About the Author
Mike Daisey's one-man shows include 21 Dog Years, Wasting Your Breath, and I Miss the Cold War. They have been performed in unheated garages, hotel ballrooms, unused hallways, and Off Broadway. He has worked as a security officer, web pornsniffer, high school teacher, blood plasma seller, archivist, telemarketer, roofer, cow innard remover, law firm receptionist, cold caller, rape counselor, DJ, freelance writer, accountant, night janitor in a home for the violently mentally ill, and dot-com wage slave. He lives in Brooklyn, and may be found on the web at mikedaisey.com.
Table of Contents
2: Freak Parade
3: Doors For Desks
4: Geek Messiah
5: Our Physics
6: College Years
Subject: transformers, dreams
7: Gorillas vs. Bears
8: 1-Click Christmas
9: Mission Statements
Subject: to tell you
11: Supervillain Lair
13: Fiscal Wonderland
14: Exit Interview

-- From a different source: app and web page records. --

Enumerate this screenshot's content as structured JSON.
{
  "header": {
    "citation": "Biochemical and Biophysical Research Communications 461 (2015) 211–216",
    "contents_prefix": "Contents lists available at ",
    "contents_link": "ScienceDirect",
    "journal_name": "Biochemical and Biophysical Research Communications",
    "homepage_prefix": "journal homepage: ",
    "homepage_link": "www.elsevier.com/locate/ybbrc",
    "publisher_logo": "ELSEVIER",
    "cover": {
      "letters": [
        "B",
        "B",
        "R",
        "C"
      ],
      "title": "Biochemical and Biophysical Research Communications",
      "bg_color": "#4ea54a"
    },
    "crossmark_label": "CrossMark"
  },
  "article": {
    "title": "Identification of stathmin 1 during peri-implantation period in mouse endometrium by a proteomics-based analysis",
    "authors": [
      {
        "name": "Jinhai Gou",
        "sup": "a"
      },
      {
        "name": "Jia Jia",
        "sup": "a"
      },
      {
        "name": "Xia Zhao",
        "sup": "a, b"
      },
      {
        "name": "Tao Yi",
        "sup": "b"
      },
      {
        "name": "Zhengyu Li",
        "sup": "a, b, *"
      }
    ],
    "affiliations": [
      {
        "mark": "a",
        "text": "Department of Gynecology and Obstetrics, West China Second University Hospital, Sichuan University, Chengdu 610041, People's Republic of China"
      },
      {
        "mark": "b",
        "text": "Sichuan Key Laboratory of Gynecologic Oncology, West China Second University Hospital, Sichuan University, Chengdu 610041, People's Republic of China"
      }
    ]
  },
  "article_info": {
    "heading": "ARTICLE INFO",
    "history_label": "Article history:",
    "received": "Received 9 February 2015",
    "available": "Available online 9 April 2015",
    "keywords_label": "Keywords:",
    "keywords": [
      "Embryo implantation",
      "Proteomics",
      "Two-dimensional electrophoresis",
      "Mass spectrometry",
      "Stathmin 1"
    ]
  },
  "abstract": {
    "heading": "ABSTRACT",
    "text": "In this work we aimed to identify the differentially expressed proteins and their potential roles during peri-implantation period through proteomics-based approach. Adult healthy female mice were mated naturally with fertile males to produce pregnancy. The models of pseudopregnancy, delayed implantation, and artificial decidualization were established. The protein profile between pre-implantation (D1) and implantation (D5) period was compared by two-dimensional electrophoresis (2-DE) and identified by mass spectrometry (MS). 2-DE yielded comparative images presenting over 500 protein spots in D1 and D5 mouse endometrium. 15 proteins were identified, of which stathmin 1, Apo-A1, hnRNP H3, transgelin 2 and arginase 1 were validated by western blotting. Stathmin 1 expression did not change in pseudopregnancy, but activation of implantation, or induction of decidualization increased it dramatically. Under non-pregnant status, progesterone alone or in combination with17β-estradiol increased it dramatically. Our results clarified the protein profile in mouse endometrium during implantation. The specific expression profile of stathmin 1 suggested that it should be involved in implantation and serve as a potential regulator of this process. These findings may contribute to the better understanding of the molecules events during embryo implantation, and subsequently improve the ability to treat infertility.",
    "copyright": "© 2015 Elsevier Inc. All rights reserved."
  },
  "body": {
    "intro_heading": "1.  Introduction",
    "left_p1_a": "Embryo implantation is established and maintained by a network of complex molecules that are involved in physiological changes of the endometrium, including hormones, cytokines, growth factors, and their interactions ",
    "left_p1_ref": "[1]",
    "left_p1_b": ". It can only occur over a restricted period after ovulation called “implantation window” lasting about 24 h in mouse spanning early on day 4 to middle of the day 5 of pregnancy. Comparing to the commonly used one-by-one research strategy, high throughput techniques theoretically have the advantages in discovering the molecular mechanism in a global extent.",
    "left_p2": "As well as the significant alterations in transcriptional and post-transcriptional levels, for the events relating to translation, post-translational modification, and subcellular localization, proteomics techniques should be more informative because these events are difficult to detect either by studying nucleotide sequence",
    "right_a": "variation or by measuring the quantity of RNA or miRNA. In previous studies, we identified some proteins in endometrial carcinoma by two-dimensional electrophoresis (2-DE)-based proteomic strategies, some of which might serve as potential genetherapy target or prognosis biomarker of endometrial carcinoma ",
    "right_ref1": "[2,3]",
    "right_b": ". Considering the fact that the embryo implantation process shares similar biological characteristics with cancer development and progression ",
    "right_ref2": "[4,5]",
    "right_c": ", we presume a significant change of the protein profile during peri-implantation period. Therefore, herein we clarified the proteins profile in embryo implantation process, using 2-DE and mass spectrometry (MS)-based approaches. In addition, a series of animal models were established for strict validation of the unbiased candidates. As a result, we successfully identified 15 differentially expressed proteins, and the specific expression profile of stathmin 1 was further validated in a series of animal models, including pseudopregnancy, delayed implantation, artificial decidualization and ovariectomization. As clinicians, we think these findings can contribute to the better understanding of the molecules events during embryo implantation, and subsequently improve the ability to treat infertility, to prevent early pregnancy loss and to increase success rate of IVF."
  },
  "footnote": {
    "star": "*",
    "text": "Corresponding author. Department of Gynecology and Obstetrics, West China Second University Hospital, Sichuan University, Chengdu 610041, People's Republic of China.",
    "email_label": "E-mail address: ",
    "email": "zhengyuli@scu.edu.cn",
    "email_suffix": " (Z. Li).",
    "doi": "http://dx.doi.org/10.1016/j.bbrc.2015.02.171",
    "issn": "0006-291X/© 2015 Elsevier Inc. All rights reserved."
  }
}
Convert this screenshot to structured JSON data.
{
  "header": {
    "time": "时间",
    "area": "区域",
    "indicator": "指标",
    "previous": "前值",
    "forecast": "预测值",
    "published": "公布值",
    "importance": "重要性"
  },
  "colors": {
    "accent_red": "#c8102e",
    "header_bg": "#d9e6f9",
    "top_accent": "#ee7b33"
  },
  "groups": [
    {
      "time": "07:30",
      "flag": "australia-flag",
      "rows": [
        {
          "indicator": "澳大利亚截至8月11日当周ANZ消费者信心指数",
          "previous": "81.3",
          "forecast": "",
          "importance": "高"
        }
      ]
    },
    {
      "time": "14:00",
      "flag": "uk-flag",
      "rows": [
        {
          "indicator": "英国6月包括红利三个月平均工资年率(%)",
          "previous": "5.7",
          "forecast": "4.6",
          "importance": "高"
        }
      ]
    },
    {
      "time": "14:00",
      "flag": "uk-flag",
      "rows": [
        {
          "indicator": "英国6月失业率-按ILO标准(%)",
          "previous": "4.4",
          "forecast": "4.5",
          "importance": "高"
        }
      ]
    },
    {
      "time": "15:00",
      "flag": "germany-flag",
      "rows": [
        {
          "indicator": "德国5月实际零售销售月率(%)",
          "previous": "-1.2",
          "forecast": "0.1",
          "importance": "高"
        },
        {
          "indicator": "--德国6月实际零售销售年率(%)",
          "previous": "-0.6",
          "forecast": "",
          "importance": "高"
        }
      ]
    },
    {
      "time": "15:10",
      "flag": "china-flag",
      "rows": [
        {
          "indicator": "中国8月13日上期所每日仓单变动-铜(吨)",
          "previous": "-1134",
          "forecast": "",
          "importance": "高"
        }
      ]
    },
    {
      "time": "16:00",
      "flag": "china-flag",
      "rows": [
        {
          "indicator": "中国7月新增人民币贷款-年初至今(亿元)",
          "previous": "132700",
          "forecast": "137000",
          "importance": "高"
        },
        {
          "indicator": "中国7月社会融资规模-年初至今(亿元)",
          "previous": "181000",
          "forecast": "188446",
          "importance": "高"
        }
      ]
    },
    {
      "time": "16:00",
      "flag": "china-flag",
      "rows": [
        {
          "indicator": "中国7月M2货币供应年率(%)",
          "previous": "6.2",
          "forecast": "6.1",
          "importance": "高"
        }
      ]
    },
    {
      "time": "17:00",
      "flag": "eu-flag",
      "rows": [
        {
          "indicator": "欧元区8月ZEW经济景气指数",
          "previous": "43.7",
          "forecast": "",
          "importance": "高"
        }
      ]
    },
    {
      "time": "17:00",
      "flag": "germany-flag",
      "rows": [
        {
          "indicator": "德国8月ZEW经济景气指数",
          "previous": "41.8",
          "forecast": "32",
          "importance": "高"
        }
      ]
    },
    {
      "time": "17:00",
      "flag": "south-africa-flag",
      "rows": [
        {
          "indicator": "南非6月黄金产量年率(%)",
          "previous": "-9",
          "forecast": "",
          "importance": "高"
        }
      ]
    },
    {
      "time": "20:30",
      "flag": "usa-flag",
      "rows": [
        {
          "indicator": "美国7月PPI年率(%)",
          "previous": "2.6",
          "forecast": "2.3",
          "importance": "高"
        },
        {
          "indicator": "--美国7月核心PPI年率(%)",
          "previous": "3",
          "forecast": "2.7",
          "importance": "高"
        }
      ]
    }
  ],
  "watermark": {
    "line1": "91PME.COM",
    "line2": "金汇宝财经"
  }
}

Subject: au revoir
15: Museum of Ham
Subject: laugh with me
16: Field Trip